#### [TASK OBJECTIVE]
Using the records below, please work out how many lines contain "Windows"; answer with the number alone.

Stored data entries
++++++

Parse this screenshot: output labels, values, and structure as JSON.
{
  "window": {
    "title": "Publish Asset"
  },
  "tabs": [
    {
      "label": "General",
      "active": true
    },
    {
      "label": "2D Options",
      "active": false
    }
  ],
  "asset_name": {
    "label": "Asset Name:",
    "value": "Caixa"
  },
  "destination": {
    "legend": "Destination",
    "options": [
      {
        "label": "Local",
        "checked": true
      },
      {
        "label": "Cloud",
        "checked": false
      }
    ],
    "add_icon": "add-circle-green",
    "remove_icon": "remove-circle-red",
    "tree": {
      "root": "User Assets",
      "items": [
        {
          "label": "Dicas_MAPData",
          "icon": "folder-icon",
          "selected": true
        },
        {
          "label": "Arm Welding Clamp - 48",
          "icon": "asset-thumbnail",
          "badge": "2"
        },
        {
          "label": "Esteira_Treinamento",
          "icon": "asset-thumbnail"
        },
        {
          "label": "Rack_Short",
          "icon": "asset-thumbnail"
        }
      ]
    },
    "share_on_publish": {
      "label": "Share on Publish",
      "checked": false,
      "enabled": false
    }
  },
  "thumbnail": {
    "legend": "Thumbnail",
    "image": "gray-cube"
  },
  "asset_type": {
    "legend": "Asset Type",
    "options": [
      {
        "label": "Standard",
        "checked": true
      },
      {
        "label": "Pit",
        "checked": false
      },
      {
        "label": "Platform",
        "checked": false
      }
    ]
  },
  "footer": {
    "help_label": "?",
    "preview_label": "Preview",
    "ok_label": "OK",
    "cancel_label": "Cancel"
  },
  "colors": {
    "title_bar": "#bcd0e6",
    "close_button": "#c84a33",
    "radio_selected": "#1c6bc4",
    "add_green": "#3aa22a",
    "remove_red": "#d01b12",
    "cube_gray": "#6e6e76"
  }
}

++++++

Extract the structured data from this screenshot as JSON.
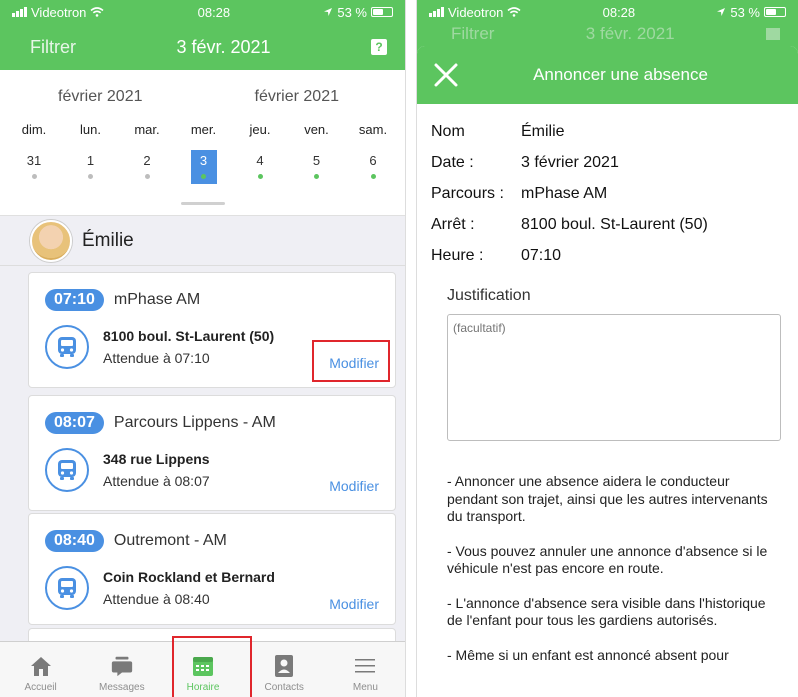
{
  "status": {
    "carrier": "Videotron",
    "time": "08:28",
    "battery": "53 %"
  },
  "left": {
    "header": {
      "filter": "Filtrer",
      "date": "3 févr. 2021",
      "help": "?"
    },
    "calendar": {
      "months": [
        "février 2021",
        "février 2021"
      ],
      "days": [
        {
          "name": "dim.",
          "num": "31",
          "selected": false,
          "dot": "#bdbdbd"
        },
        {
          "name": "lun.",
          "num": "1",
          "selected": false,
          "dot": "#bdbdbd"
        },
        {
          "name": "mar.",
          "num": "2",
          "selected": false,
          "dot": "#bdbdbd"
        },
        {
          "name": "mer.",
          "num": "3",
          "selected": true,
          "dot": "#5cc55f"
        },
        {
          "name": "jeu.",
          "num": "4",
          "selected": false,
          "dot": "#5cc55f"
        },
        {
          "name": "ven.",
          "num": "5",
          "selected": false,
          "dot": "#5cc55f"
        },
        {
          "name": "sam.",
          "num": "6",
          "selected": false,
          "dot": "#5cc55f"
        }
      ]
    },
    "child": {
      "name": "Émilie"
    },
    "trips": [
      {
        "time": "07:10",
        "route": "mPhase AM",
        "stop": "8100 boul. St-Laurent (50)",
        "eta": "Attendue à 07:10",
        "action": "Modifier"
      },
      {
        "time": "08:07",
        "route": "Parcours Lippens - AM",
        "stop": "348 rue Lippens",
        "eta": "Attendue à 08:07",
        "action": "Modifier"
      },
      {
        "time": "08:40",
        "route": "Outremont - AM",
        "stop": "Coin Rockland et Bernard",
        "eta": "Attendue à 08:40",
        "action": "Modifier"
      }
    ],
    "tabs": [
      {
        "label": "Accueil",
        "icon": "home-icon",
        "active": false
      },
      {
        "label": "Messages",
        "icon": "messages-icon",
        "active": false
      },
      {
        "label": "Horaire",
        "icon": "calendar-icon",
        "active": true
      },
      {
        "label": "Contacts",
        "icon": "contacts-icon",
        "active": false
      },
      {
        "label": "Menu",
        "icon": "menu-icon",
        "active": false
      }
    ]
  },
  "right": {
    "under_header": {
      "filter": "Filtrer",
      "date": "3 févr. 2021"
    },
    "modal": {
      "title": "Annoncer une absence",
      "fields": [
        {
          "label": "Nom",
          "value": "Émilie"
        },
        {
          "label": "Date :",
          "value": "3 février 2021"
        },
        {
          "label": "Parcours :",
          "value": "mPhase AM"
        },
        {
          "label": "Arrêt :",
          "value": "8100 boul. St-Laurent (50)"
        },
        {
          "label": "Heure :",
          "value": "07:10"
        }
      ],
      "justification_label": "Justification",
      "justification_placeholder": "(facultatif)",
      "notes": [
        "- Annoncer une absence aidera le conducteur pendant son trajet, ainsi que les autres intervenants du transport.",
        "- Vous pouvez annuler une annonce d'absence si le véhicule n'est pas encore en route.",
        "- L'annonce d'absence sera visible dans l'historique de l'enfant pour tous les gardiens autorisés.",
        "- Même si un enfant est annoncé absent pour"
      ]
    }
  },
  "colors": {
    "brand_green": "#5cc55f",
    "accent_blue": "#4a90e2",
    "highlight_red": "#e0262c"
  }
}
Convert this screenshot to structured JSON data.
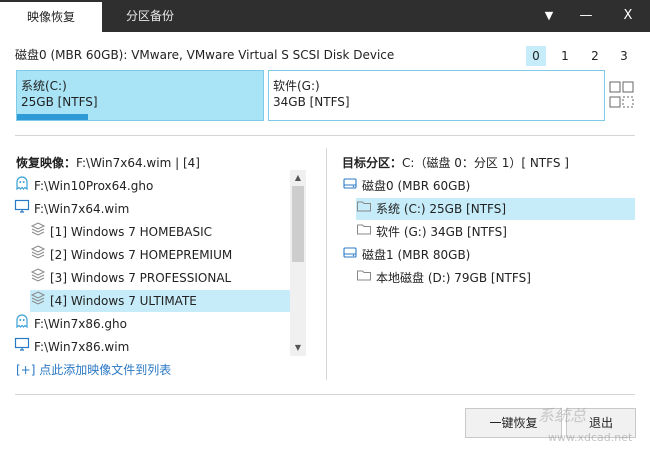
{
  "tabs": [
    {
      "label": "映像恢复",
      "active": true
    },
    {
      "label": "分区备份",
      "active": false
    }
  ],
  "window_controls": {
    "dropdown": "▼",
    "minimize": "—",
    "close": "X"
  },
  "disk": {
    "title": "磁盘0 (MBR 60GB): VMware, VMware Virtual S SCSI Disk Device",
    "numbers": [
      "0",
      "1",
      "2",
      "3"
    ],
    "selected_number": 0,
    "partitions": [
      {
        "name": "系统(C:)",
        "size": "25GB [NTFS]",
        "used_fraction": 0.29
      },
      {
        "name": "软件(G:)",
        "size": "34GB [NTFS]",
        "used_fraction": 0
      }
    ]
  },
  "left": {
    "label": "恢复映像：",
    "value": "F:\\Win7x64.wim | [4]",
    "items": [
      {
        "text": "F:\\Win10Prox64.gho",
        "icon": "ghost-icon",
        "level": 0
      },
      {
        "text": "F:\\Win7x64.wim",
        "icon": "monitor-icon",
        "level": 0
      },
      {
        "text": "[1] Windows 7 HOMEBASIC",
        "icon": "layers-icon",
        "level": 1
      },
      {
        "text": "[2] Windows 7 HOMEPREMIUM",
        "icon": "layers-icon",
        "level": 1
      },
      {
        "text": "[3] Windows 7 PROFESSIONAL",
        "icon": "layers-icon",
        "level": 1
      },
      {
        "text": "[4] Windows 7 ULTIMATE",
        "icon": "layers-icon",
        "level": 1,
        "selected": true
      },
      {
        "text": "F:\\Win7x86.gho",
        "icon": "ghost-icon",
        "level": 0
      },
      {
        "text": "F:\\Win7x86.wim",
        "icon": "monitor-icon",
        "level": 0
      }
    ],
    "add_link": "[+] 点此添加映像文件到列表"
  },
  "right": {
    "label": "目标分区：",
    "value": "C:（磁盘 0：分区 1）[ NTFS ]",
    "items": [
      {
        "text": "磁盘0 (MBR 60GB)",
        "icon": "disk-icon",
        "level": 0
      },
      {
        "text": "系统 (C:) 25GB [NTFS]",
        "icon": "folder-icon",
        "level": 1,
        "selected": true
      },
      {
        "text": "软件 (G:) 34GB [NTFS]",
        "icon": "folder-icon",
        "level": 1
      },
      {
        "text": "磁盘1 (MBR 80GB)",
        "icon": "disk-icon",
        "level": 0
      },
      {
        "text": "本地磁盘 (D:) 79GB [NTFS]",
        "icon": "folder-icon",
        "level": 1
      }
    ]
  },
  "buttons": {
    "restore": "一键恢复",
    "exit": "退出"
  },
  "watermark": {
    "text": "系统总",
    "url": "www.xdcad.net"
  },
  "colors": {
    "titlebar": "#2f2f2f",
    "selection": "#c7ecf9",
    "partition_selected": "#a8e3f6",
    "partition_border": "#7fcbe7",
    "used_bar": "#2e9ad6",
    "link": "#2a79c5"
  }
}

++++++

#### [EXERCISE RESULT]
4